(Task goal) Copy each line below containing "bonus".

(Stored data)
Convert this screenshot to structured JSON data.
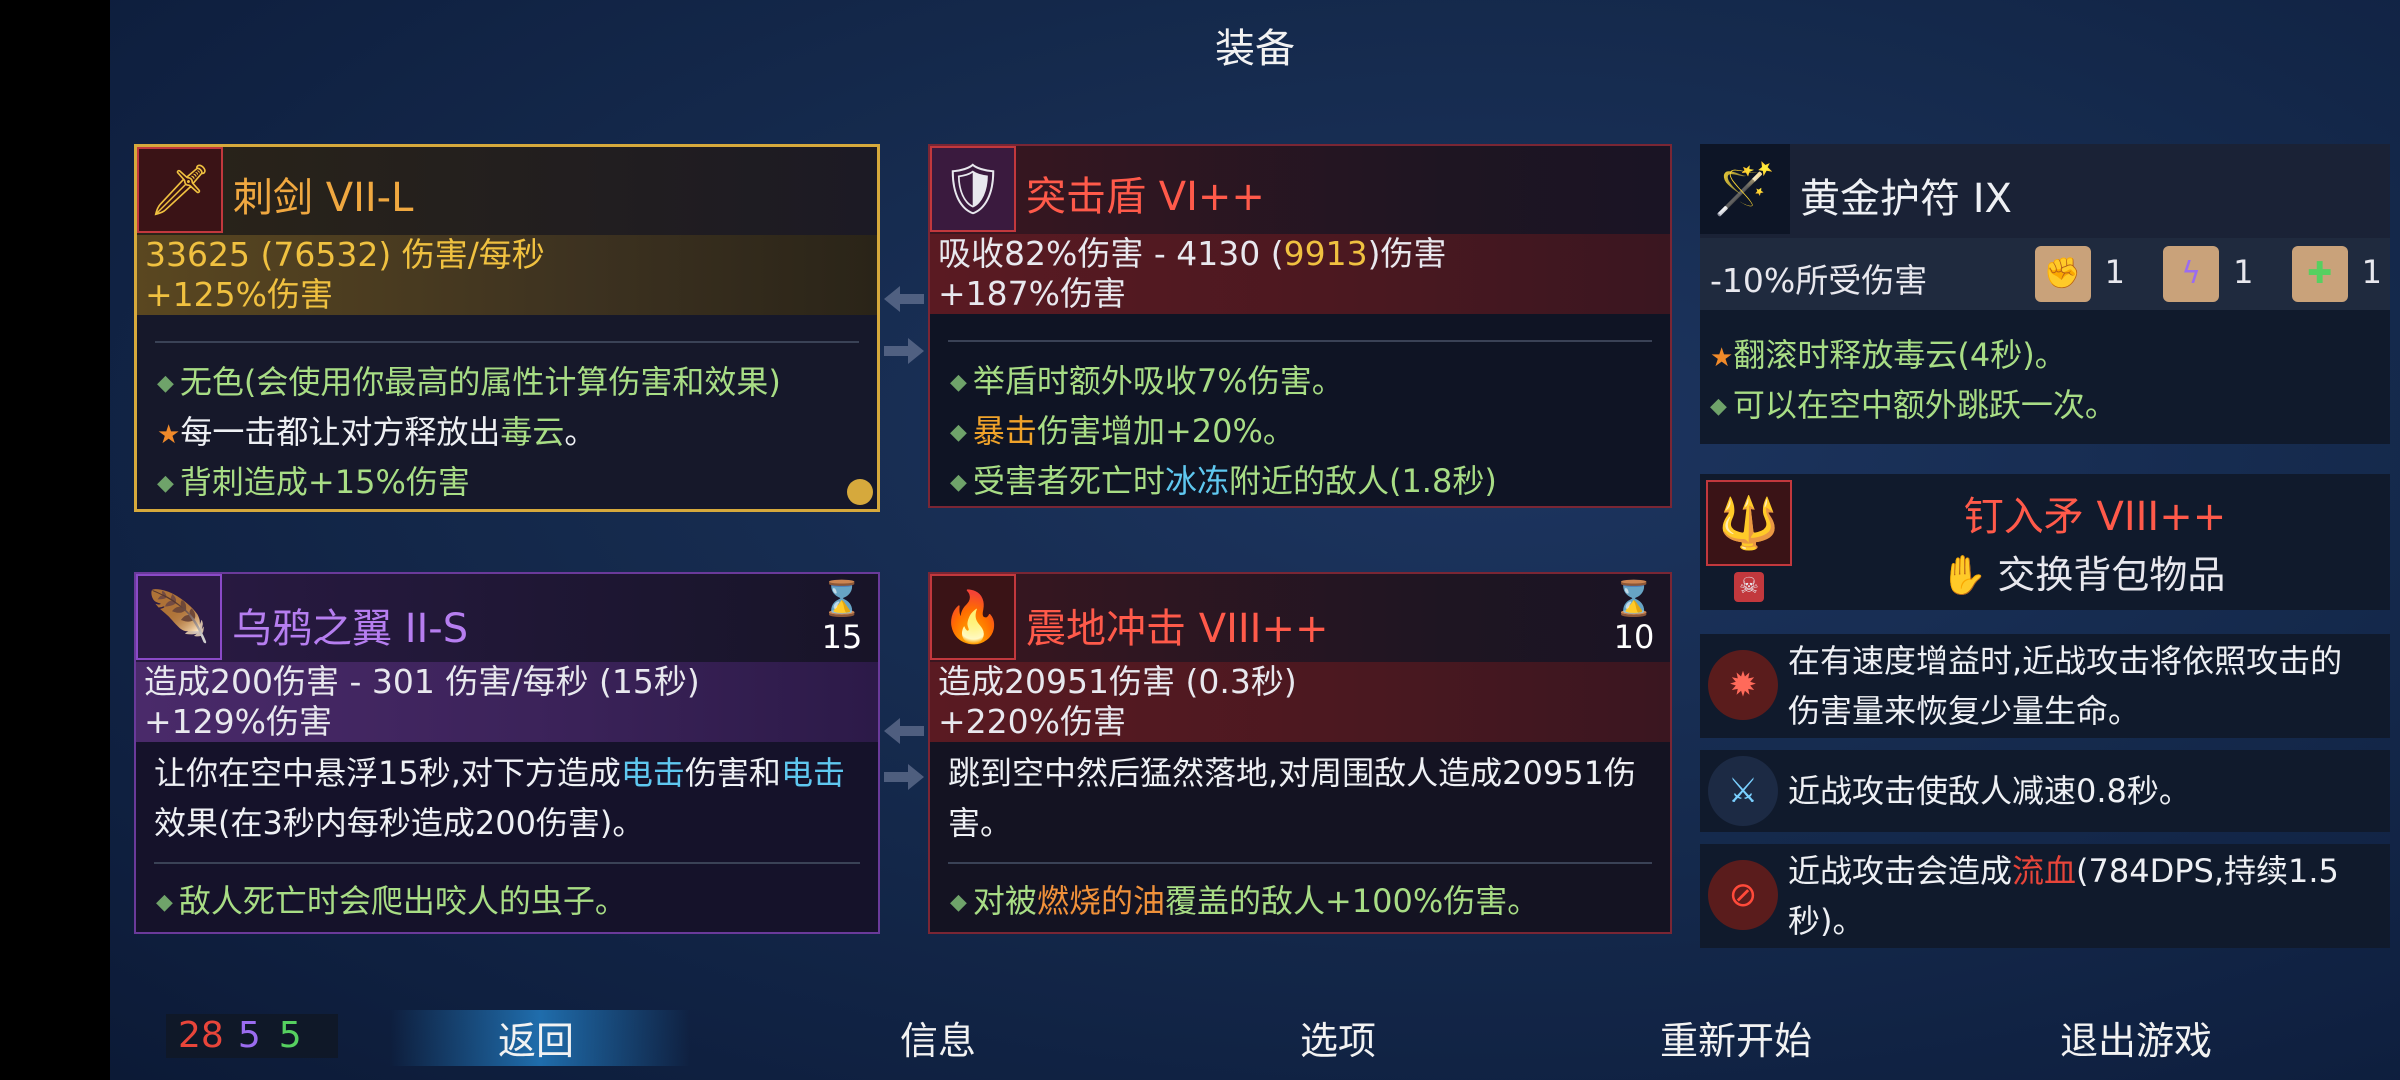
{
  "title": "装备",
  "cards": {
    "weapon1": {
      "name": "刺剑 VII-L",
      "dps_prefix": "33625 (",
      "dps_crit": "76532",
      "dps_suffix": ") 伤害/每秒",
      "bonus": "+125%伤害",
      "perk1": "无色(会使用你最高的属性计算伤害和效果)",
      "perk2_a": "每一击都让对方释放出",
      "perk2_b": "毒云",
      "perk2_c": "。",
      "perk3": "背刺造成+15%伤害"
    },
    "weapon2": {
      "name": "突击盾 VI++",
      "stat_a": "吸收82%伤害 - 4130 (",
      "stat_b": "9913",
      "stat_c": ")伤害",
      "bonus": "+187%伤害",
      "perk1": "举盾时额外吸收7%伤害。",
      "perk2_a": "暴击",
      "perk2_b": "伤害增加+20%。",
      "perk3_a": "受害者死亡时",
      "perk3_b": "冰冻",
      "perk3_c": "附近的敌人(1.8秒)"
    },
    "skill1": {
      "name": "乌鸦之翼 II-S",
      "timer": "15",
      "stat": "造成200伤害 - 301 伤害/每秒 (15秒)",
      "bonus": "+129%伤害",
      "desc_a": "让你在空中悬浮15秒,对下方造成",
      "desc_b": "电击",
      "desc_c": "伤害和",
      "desc_d": "电击",
      "desc_e": "效果(在3秒内每秒造成200伤害)。",
      "perk1": "敌人死亡时会爬出咬人的虫子。"
    },
    "skill2": {
      "name": "震地冲击 VIII++",
      "timer": "10",
      "stat": "造成20951伤害 (0.3秒)",
      "bonus": "+220%伤害",
      "desc": "跳到空中然后猛然落地,对周围敌人造成20951伤害。",
      "perk1_a": "对被",
      "perk1_b": "燃烧的油",
      "perk1_c": "覆盖的敌人+100%伤害。"
    }
  },
  "amulet": {
    "name": "黄金护符 IX",
    "stat": "-10%所受伤害",
    "scrolls": [
      "1",
      "1",
      "1"
    ],
    "perk1_a": "翻滚时释放",
    "perk1_b": "毒云",
    "perk1_c": "(4秒)。",
    "perk2": "可以在空中额外跳跃一次。"
  },
  "backpack": {
    "name": "钉入矛 VIII++",
    "swap_label": "交换背包物品"
  },
  "mutations": [
    {
      "icon": "bleeding-heart-icon",
      "text": "在有速度增益时,近战攻击将依照攻击的伤害量来恢复少量生命。"
    },
    {
      "icon": "slow-blade-icon",
      "text": "近战攻击使敌人减速0.8秒。"
    },
    {
      "icon_name": "blood-icon",
      "text_a": "近战攻击会造成",
      "text_b": "流血",
      "text_c": "(784DPS,持续1.5秒)。"
    }
  ],
  "scrolls_count": {
    "brutality": "28",
    "tactics": "5",
    "survival": "5"
  },
  "menu": {
    "back": "返回",
    "info": "信息",
    "options": "选项",
    "restart": "重新开始",
    "quit": "退出游戏"
  },
  "colors": {
    "brutality": "#e8453a",
    "tactics": "#9b6cf0",
    "survival": "#56d060"
  }
}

(Solution for this task)
      "bonus": "+125%伤害",
      "bonus": "+187%伤害",
      "bonus": "+129%伤害",
      "bonus": "+220%伤害",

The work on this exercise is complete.